July 6, 2002
U.S. said to be wasting billions on transit
Little-used projects take roads money, foes claim
By DANA WILKIE
COPLEY NEWS SERVICE
WASHINGTON – When Congress next year considers what to
spend on the nation's railroads and subways, it will encounter
something unusual in a country whose commuters are forever
pestered to leave their cars home.
America, they will hear, is throwing away billions of dollars on
transit projects that few are using, and as a result, the nation's
roads are getting shortchanged, jampacked and dangerous.
In today's mass-transit-sensitized culture, such an argument
might be as politically incorrect as they come. But when U.S.
Census figures recently revealed that the share of commuters
using mass transit has remained flat over the past decade, it gave
road builders and motorist groups ammunition for their
argument that far more of America's taxes are being spent on
public transportation than is warranted.
"The transit community continues to think that the only solution
to traffic congestion is transit, and that if you just double their
money, they'll do much better," said William Fay, president of
the American Highway Users Alliance, an advocate for motorists
"But as the data indicates, that simply isn't true. As fun as these
trains are . . . they aren't really working and they're incredibly
Amy Coggin, spokeswoman for the American Public Transit
Association, said transit only recently got the money it needed
to make rail and subways competitive with the car. She and
others will soon ask Congress to double spending on transit over
the next six years.
"Transit is playing catch-up, and the benefits of investing in
transit over the last six or seven years are only now becoming
evident," Coggin said.
For decades, Americans were urged to use buses and trains to
reduce air pollution and road congestion. During the 1990s, the
federal government put $45 billion into transit and other car
alternatives, compared with $156 billion on highways. California
in the past four years spent $3.4 billion of state and federal
money on transit versus $6.4 billion on highways.
Regardless, more than three-quarters of Americans drove to
work alone in 2000, up slightly from 1990. In California, 72
percent drove solo. In San Diego County, it was 74 percent.
Only about 4.7 percent of workers nationally used transit, as did
3.4 percent in San Diego County – figures that were about the
same in 1990. During that time, the county spent 28 percent of
its transportation money – from all levels of government – on
transit. The remainder went to highways and local roads.
"There's an awful lot of enthusiasm (about transit) that needs to
be better grounded in sound judgment," said Alan Pisarski,
author of "Commuting in America." "Frequently, there's a
tendency for (transportation officials) to fall in love with 'silver
bullets' – monorails, high-speed trains – and they are not as
forced as they should be to do the economic evaluations."
Buses, trains and light rail often take longer than driving,
Pisarski said. Getting to them is not as convenient as hopping in
the car. As people move farther from cities in search of

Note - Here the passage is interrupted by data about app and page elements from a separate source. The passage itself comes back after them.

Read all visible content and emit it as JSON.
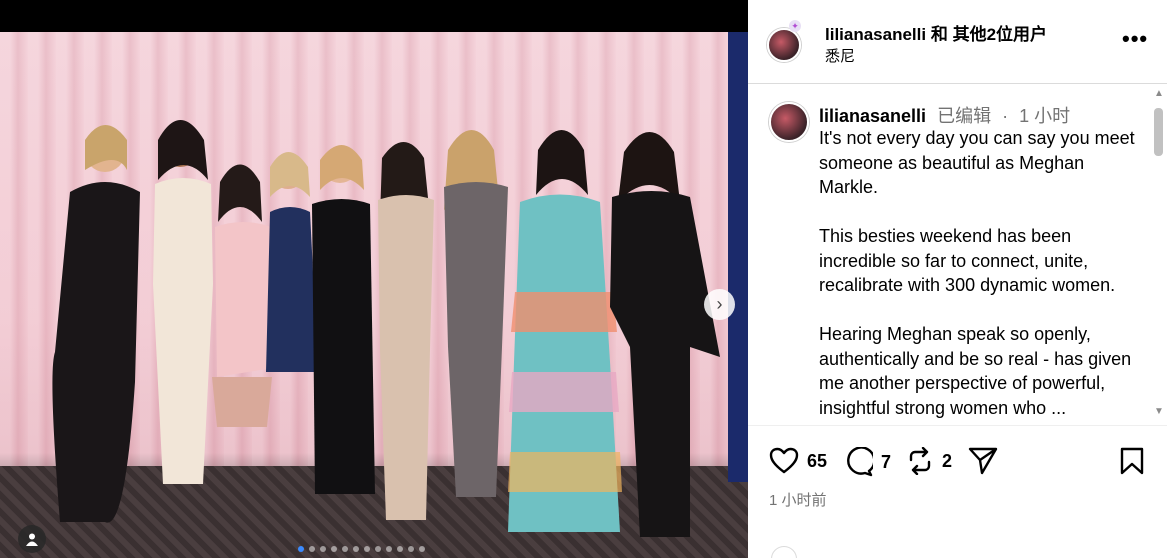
{
  "post": {
    "image_alt": "Group photo of nine women in front of a pink curtain",
    "carousel": {
      "slides": 12,
      "active_index": 0
    }
  },
  "header": {
    "username": "lilianasanelli",
    "collaborators": "和 其他2位用户",
    "location": "悉尼",
    "more_icon": "more-horizontal-icon"
  },
  "caption": {
    "username": "lilianasanelli",
    "edited": "已编辑",
    "dot": "·",
    "time": "1 小时",
    "paragraphs": [
      "It's not every day you can say you meet someone as beautiful as Meghan Markle.",
      "This besties weekend has been incredible so far to connect, unite, recalibrate with 300 dynamic women.",
      "Hearing Meghan speak so openly, authentically and be so real - has given me another perspective of powerful, insightful strong women who ..."
    ]
  },
  "actions": {
    "likes": "65",
    "comments": "7",
    "reposts": "2",
    "icons": [
      "heart-icon",
      "comment-icon",
      "repost-icon",
      "share-icon",
      "bookmark-icon"
    ]
  },
  "timestamp": "1 小时前",
  "colors": {
    "accent": "#3b8bff",
    "muted": "#737373",
    "divider": "#dbdbdb"
  }
}
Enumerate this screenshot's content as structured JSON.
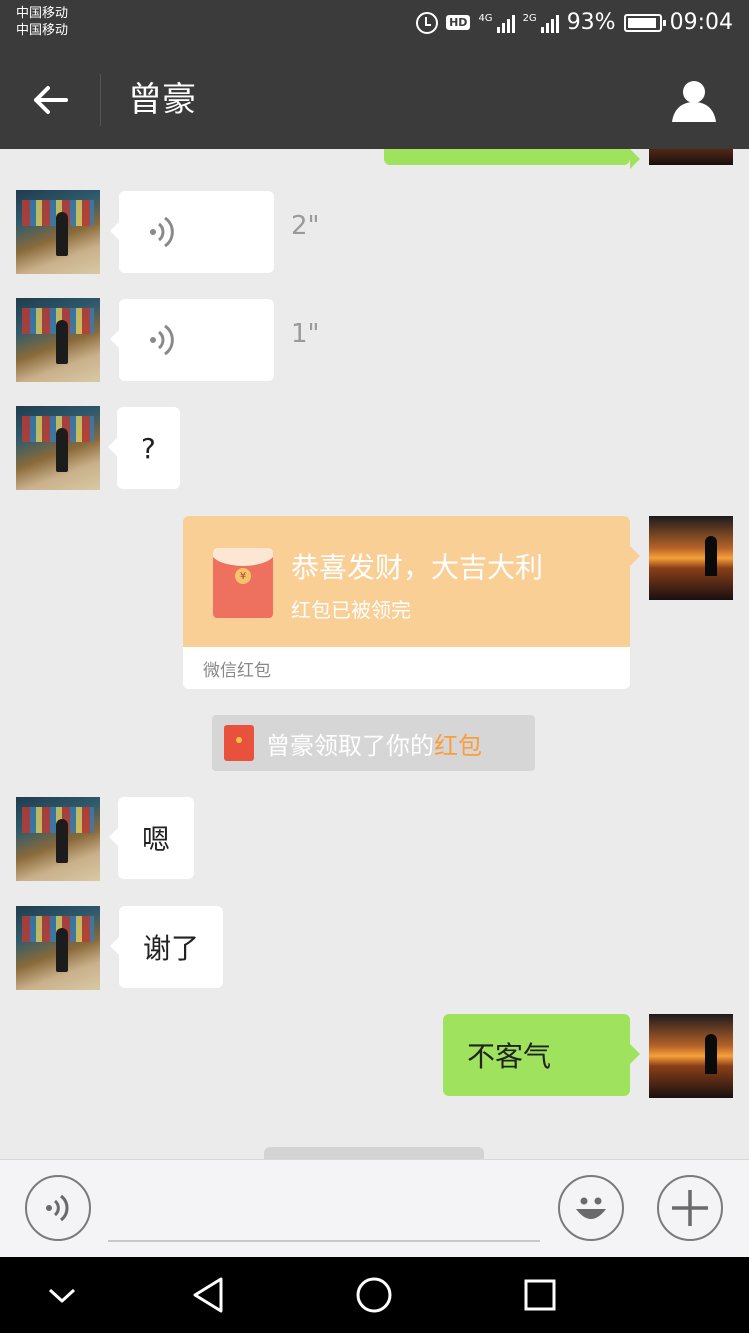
{
  "status_bar": {
    "carrier_1": "中国移动",
    "carrier_2": "中国移动",
    "hd_label": "HD",
    "sim1_tag": "4G",
    "sim2_tag": "2G",
    "battery": "93%",
    "time": "09:04"
  },
  "header": {
    "title": "曾豪",
    "back_icon": "arrow-left-icon",
    "profile_icon": "person-icon"
  },
  "messages": [
    {
      "side": "left",
      "type": "voice",
      "duration": "2\""
    },
    {
      "side": "left",
      "type": "voice",
      "duration": "1\""
    },
    {
      "side": "left",
      "type": "text",
      "text": "?"
    },
    {
      "side": "right",
      "type": "red_packet",
      "greeting": "恭喜发财，大吉大利",
      "status": "红包已被领完",
      "label": "微信红包"
    },
    {
      "side": "system",
      "type": "notice",
      "text": "曾豪领取了你的",
      "link": "红包"
    },
    {
      "side": "left",
      "type": "text",
      "text": "嗯"
    },
    {
      "side": "left",
      "type": "text",
      "text": "谢了"
    },
    {
      "side": "right",
      "type": "text",
      "text": "不客气"
    }
  ],
  "input_bar": {
    "value": "",
    "voice_icon": "voice-input-icon",
    "emoji_icon": "emoji-icon",
    "plus_icon": "plus-icon"
  },
  "nav_bar": {
    "icons": [
      "chevron-down-icon",
      "back-triangle-icon",
      "home-circle-icon",
      "recents-square-icon"
    ]
  },
  "colors": {
    "bar_bg": "#3b3b3b",
    "chat_bg": "#ebebeb",
    "sent_bubble": "#9fe25e",
    "red_packet": "#f9cf96",
    "link_orange": "#fa9d3b"
  }
}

affordable homes, public transportation either doesn't serve
their new neighborhoods or doesn't serve them well.
An increasing number of working parents use commutes to
swing by the day-care center, the dry cleaner and the drugstore
– a circuitous route that is impractical by public transit.
Next year, when Congress creates a five-year plan for
transportation spending, advocates will argue that federal
spending on transit should go from $7 billion this year to $14
billion by 2009. Most of that money would come from the
Highway Trust Fund, the pot fed by the 18.4 cents a gallon that
every motorist pays at the gas pump. Transit projects now get
20 percent of that pot.
To make that case, they will argue that census figures record
only trips to and from work – not those on weekends, for
instance, or for recreation.
When all trips are considered, they say, transit ridership
increased by 22 percent from 1996 to 2001. California ridership
rose by about 20 percent during the same years.
"We're making good investments, and all over the state, we're
seeing promising signs in transit use," said Jeff Morales, director
of the California Department of Transportation.
He said solo driving has dropped in areas, such as San Francisco,
with convenient and widespread transit. Census figures show
that 68 percent of people in the San Francisco metro area drive
to work alone, down from 73 percent in 1990.
Convincing lawmakers that America is spending too much on
transit will be tricky. Since the 1960s, transportation officials
have argued that if the public invests enough in transit, services
will eventually be good enough to attract many "choice" riders –
the target client who chooses to ride transit even though he or
she has the time and money to drive.
Genevieve Giuliano, director of the Metropolitan Transportation
Research Center at the University of Southern California, said
the relatively low numbers of people using transit during
commutes – a time when buses and trains can best ease
pollution and congestion – do not yet justify transit's high cost.
"There are a lot of people who believe that . . . if we simply stop
building roads and let congestion get really bad, people will say,
'Aha! Maybe transit is not so bad and I'll get off the road,' " she
said. "It hasn't happened yet."